### Required work
All lines in the records below that hold "artificial" are to be shown.

### Data records

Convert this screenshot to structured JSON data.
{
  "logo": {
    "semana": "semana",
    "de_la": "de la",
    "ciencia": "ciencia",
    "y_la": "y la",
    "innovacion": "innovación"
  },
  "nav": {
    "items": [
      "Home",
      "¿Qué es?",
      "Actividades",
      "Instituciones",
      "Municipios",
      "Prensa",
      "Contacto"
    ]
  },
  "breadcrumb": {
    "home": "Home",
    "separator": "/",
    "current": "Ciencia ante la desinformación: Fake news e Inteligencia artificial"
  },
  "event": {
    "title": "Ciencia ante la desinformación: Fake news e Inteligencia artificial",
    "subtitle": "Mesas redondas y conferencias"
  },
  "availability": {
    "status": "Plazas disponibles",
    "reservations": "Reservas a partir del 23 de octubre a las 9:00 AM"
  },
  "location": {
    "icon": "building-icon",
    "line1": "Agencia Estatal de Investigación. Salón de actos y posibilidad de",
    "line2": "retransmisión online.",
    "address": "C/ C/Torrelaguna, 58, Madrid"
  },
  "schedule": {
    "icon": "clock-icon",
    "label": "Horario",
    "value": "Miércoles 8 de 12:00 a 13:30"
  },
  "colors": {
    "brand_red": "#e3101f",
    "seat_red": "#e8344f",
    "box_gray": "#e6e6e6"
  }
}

### Exercise result
    "current": "Ciencia ante la desinformación: Fake news e Inteligencia artificial"
    "title": "Ciencia ante la desinformación: Fake news e Inteligencia artificial",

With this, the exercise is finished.